Over time, I learned how to speed up the process. The saw became more familiar and I learned shortcuts for sawing. The saw became a cumbersome appendage, which I would move without thought. The mindless repetition of sawing allowed hours of time to think, so the distraction of sawing was soon eliminated by instinct. I became an expert, which has it's good points, but it was tedious, which is not my strong point. Sawing became drudgery and the only thing I liked was the overtime. 

I eventually taught someone else to run the saw. There was a bridge to build and I had the most experience with such things, so my sawing days ended until years later on other projects. It's an honorable trade and the pay is good if you have the experience, but sawing always involves long, strange hours. I know some that relish the job and they're poetry motion while they saw. Me, it's not my favorite, but I know that it's a skill I can still peddle if required.  Hopefully, I never have to make that decision.

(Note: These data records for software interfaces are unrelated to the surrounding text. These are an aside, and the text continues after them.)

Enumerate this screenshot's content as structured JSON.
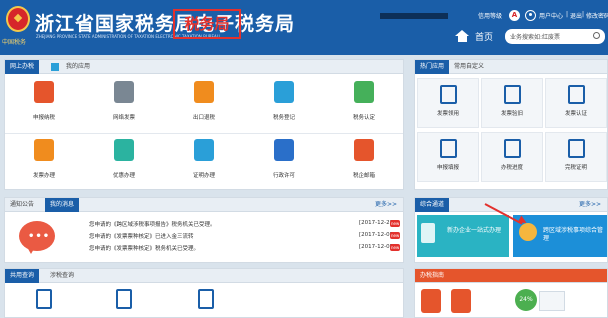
{
  "header": {
    "logo_caption": "中国税务",
    "title": "浙江省国家税务局电子税务局",
    "subtitle": "ZHEJIANG PROVINCE STATE ADMINISTRATION OF TAXATION ELECTRONIC TAXATION BUREAU",
    "watermark": "税务局",
    "user_level": "信用等级",
    "level_badge": "A",
    "user_center": "用户中心",
    "logout": "退出",
    "change_password": "修改密码",
    "home": "首页",
    "search_placeholder": "业务搜索如:红废票"
  },
  "online_tax": {
    "tab_active": "网上办税",
    "tab_other": "我的应用",
    "items": [
      {
        "label": "申报纳税",
        "color": "#e5552c"
      },
      {
        "label": "网络发票",
        "color": "#7a8793"
      },
      {
        "label": "出口退税",
        "color": "#f08c1e"
      },
      {
        "label": "税务登记",
        "color": "#2a9fd8"
      },
      {
        "label": "税务认定",
        "color": "#45b05a"
      },
      {
        "label": "发票办理",
        "color": "#f08c1e"
      },
      {
        "label": "优惠办理",
        "color": "#2bb3a0"
      },
      {
        "label": "证明办理",
        "color": "#2a9fd8"
      },
      {
        "label": "行政许可",
        "color": "#2a6fc9"
      },
      {
        "label": "税企邮箱",
        "color": "#e5552c"
      }
    ]
  },
  "hot_apps": {
    "tab_active": "热门应用",
    "tab_other": "常用自定义",
    "items": [
      {
        "label": "发票领用"
      },
      {
        "label": "发票验旧"
      },
      {
        "label": "发票认证"
      },
      {
        "label": "申报填报"
      },
      {
        "label": "办税进度"
      },
      {
        "label": "完税证明"
      }
    ]
  },
  "notices": {
    "tab_other": "通知公告",
    "tab_active": "我的消息",
    "more": "更多>>",
    "chat_dots": "•••",
    "items": [
      {
        "text": "您申请的《跨区域涉税事项报告》税务机关已受理。",
        "date": "[2017-12-22]",
        "badge": "new"
      },
      {
        "text": "您申请的《发票票种核定》已进入金三流转",
        "date": "[2017-12-05]",
        "badge": "new"
      },
      {
        "text": "您申请的《发票票种核定》税务机关已受理。",
        "date": "[2017-12-05]",
        "badge": "new"
      }
    ]
  },
  "channel": {
    "title": "综合通道",
    "more": "更多>>",
    "banner1": "新办企业一站式办理",
    "banner2": "跨区域涉税事项综合管理"
  },
  "bottom_left": {
    "tab_active": "共用查询",
    "tab_other": "涉税查询"
  },
  "bottom_right": {
    "title": "办税指南",
    "stat": "24%",
    "stat_color": "#4caf50"
  }
}
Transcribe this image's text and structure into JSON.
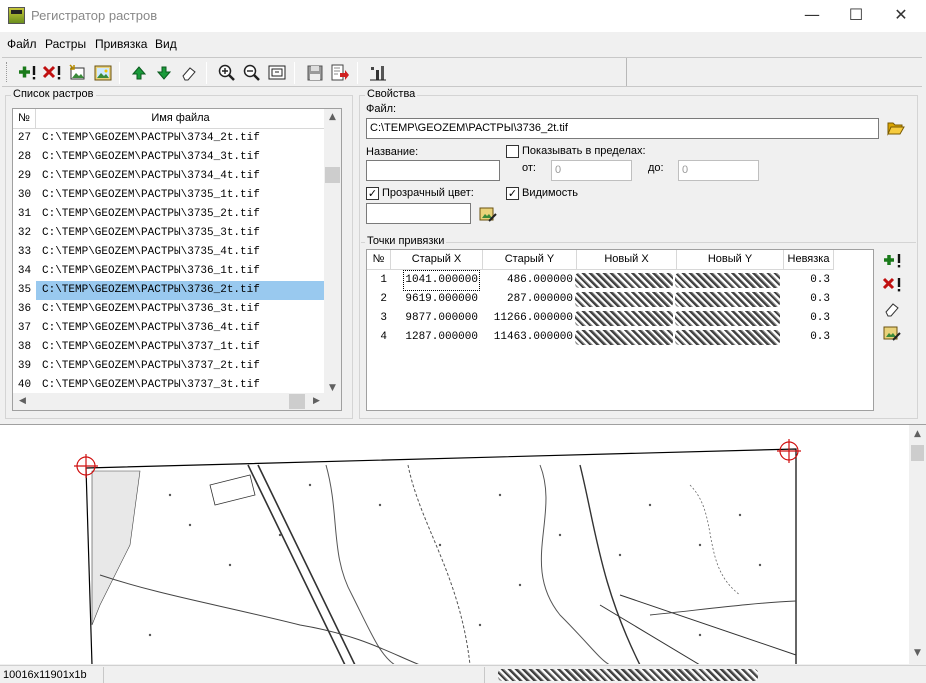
{
  "window": {
    "title": "Регистратор растров",
    "minimize_glyph": "—",
    "maximize_glyph": "☐",
    "close_glyph": "✕"
  },
  "menu": [
    "Файл",
    "Растры",
    "Привязка",
    "Вид"
  ],
  "toolbar": {
    "buttons": [
      {
        "name": "add-raster",
        "icon": "plus-exclaim-icon",
        "color": "#1a7a1a"
      },
      {
        "name": "remove-raster",
        "icon": "x-exclaim-icon",
        "color": "#c01010"
      },
      {
        "name": "open-raster",
        "icon": "image-open-icon"
      },
      {
        "name": "raster-image",
        "icon": "picture-icon"
      },
      {
        "name": "move-up",
        "icon": "arrow-up-icon",
        "color": "#1a9a3a"
      },
      {
        "name": "move-down",
        "icon": "arrow-down-icon",
        "color": "#1a9a3a"
      },
      {
        "name": "eraser",
        "icon": "eraser-icon"
      },
      {
        "name": "zoom-in",
        "icon": "zoom-in-icon"
      },
      {
        "name": "zoom-out",
        "icon": "zoom-out-icon"
      },
      {
        "name": "zoom-fit",
        "icon": "zoom-fit-icon"
      },
      {
        "name": "save",
        "icon": "floppy-icon"
      },
      {
        "name": "export",
        "icon": "export-icon",
        "color": "#d02020"
      },
      {
        "name": "tools",
        "icon": "tools-icon"
      }
    ]
  },
  "raster_list": {
    "group_label": "Список растров",
    "col_num": "№",
    "col_file": "Имя файла",
    "selected_index": 8,
    "rows": [
      {
        "num": "27",
        "file": "C:\\TEMP\\GEOZEM\\РАСТРЫ\\3734_2t.tif"
      },
      {
        "num": "28",
        "file": "C:\\TEMP\\GEOZEM\\РАСТРЫ\\3734_3t.tif"
      },
      {
        "num": "29",
        "file": "C:\\TEMP\\GEOZEM\\РАСТРЫ\\3734_4t.tif"
      },
      {
        "num": "30",
        "file": "C:\\TEMP\\GEOZEM\\РАСТРЫ\\3735_1t.tif"
      },
      {
        "num": "31",
        "file": "C:\\TEMP\\GEOZEM\\РАСТРЫ\\3735_2t.tif"
      },
      {
        "num": "32",
        "file": "C:\\TEMP\\GEOZEM\\РАСТРЫ\\3735_3t.tif"
      },
      {
        "num": "33",
        "file": "C:\\TEMP\\GEOZEM\\РАСТРЫ\\3735_4t.tif"
      },
      {
        "num": "34",
        "file": "C:\\TEMP\\GEOZEM\\РАСТРЫ\\3736_1t.tif"
      },
      {
        "num": "35",
        "file": "C:\\TEMP\\GEOZEM\\РАСТРЫ\\3736_2t.tif"
      },
      {
        "num": "36",
        "file": "C:\\TEMP\\GEOZEM\\РАСТРЫ\\3736_3t.tif"
      },
      {
        "num": "37",
        "file": "C:\\TEMP\\GEOZEM\\РАСТРЫ\\3736_4t.tif"
      },
      {
        "num": "38",
        "file": "C:\\TEMP\\GEOZEM\\РАСТРЫ\\3737_1t.tif"
      },
      {
        "num": "39",
        "file": "C:\\TEMP\\GEOZEM\\РАСТРЫ\\3737_2t.tif"
      },
      {
        "num": "40",
        "file": "C:\\TEMP\\GEOZEM\\РАСТРЫ\\3737_3t.tif"
      }
    ],
    "selection_color": "#99c9ef"
  },
  "properties": {
    "group_label": "Свойства",
    "file_label": "Файл:",
    "file_value": "C:\\TEMP\\GEOZEM\\РАСТРЫ\\3736_2t.tif",
    "name_label": "Название:",
    "name_value": "",
    "show_within_label": "Показывать в пределах:",
    "show_within_checked": false,
    "from_label": "от:",
    "from_value": "0",
    "to_label": "до:",
    "to_value": "0",
    "transparent_label": "Прозрачный цвет:",
    "transparent_checked": true,
    "transparent_value": "",
    "visibility_label": "Видимость",
    "visibility_checked": true
  },
  "tie_points": {
    "group_label": "Точки привязки",
    "columns": [
      "№",
      "Старый X",
      "Старый Y",
      "Новый X",
      "Новый Y",
      "Невязка"
    ],
    "rows": [
      {
        "num": "1",
        "old_x": "1041.000000",
        "old_y": "486.000000",
        "residual": "0.3"
      },
      {
        "num": "2",
        "old_x": "9619.000000",
        "old_y": "287.000000",
        "residual": "0.3"
      },
      {
        "num": "3",
        "old_x": "9877.000000",
        "old_y": "11266.000000",
        "residual": "0.3"
      },
      {
        "num": "4",
        "old_x": "1287.000000",
        "old_y": "11463.000000",
        "residual": "0.3"
      }
    ]
  },
  "status": {
    "raster_size": "10016x11901x1b"
  }
}
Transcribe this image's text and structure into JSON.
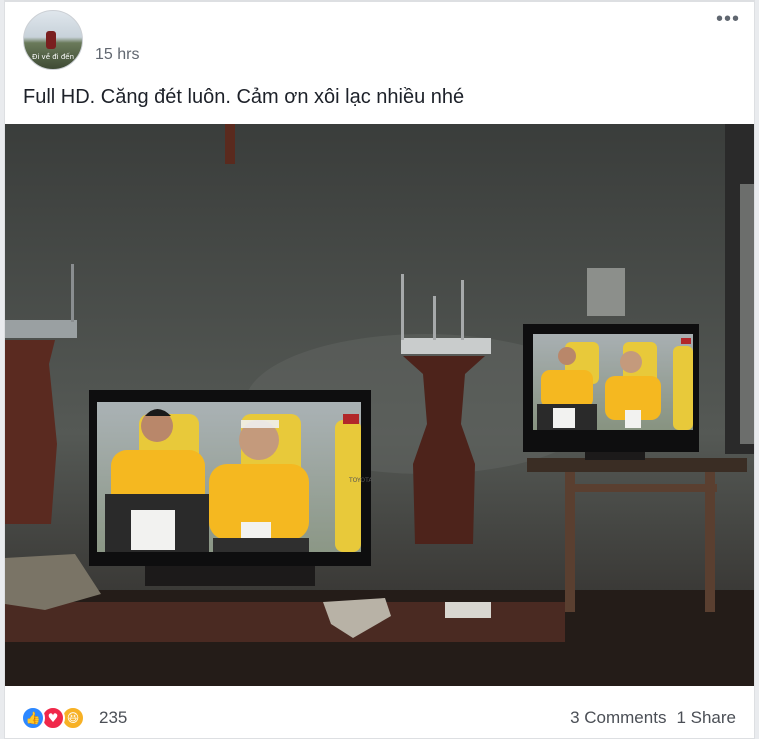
{
  "post": {
    "timestamp": "15 hrs",
    "text": "Full HD. Căng đét luôn. Cảm ơn xôi lạc nhiều nhé",
    "avatar_caption": "Đi về đi đến"
  },
  "photo": {
    "tv_left_badge": "TOYOTA"
  },
  "footer": {
    "reaction_icons": [
      "like-icon",
      "love-icon",
      "haha-icon"
    ],
    "reaction_count": "235",
    "comments": "3 Comments",
    "shares": "1 Share"
  },
  "colors": {
    "like": "#2d88ff",
    "love": "#f0284a",
    "haha": "#f7b125",
    "jersey": "#f5b820",
    "seat": "#e8c93a"
  }
}
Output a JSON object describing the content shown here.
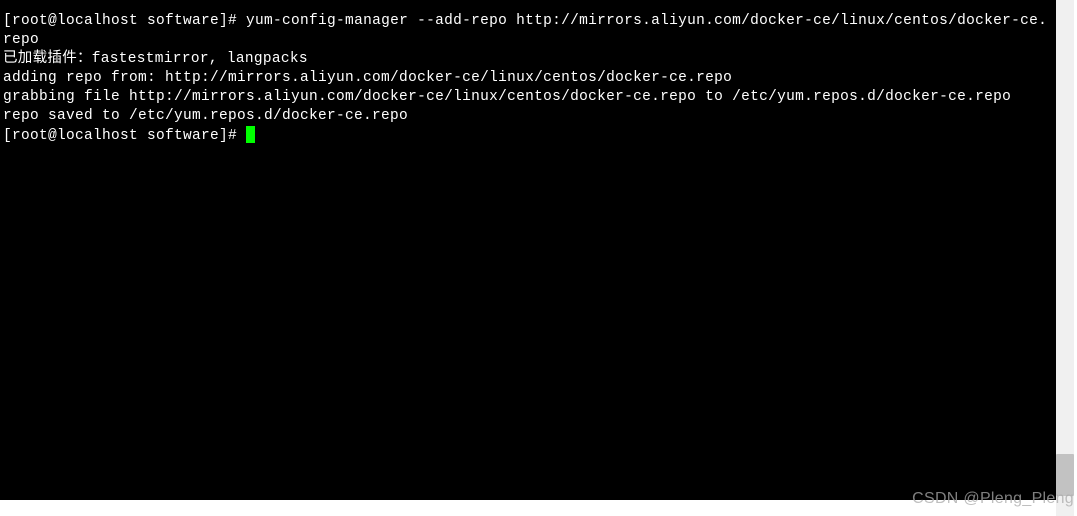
{
  "terminal": {
    "prompt1": "[root@localhost software]# ",
    "command1": "yum-config-manager --add-repo http://mirrors.aliyun.com/docker-ce/linux/centos/docker-ce.repo",
    "output": {
      "line1": "已加载插件：fastestmirror, langpacks",
      "line2": "adding repo from: http://mirrors.aliyun.com/docker-ce/linux/centos/docker-ce.repo",
      "line3": "grabbing file http://mirrors.aliyun.com/docker-ce/linux/centos/docker-ce.repo to /etc/yum.repos.d/docker-ce.repo",
      "line4": "repo saved to /etc/yum.repos.d/docker-ce.repo"
    },
    "prompt2": "[root@localhost software]# "
  },
  "watermark": "CSDN @Pleng_Pleng",
  "colors": {
    "background": "#000000",
    "text": "#ffffff",
    "cursor": "#00ff00"
  }
}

  1. Running almost any kind of equipment that requires skill does tend to separate the artists from the mere operators. Forklifts, articulated end loaders, skid steers, road graders and any other kind of construction or farm equipment have their experts, and if ya watch 'em, they can easily be picked out. They're the ones who get the job done with far less time and effort, without abusing the equipment, and often with an artistic flair.

    I haul tanks for a living, and often our oilfield products include walkway and stair kits to mount on the sides, hauled broken down. We have "bolt kits" which are Tyvex bags of nuts and bolts used to put the erector set stuff together. There was an ol' boy that unloaded me with a big articulated Cat end loader fitted with forks in Oklahoma that had mad skilz. He picked up my walkways, but the bolt bag slid off it's perch halfway across the yard. I started walking over to pick it up to give to him, but he motioned me to stop. He actually picked up that bag by sliding one fork under it and then in one continuous motion transferred to the top of the fork. He then ran across the yard and dropped it back on the walkway.

    Had I tried that, I'd either have smeared that bag and bolts all over the yard, or dug a trench and perhaps managed to carry the bag with all the dirt and rocks. This guy was good!

  2. I watched an excavator operator pick up a dime, with less than a cup of dirt, to win a bet. It turned out to be a sucker bet since he could probably perform the trick with his eyes closed.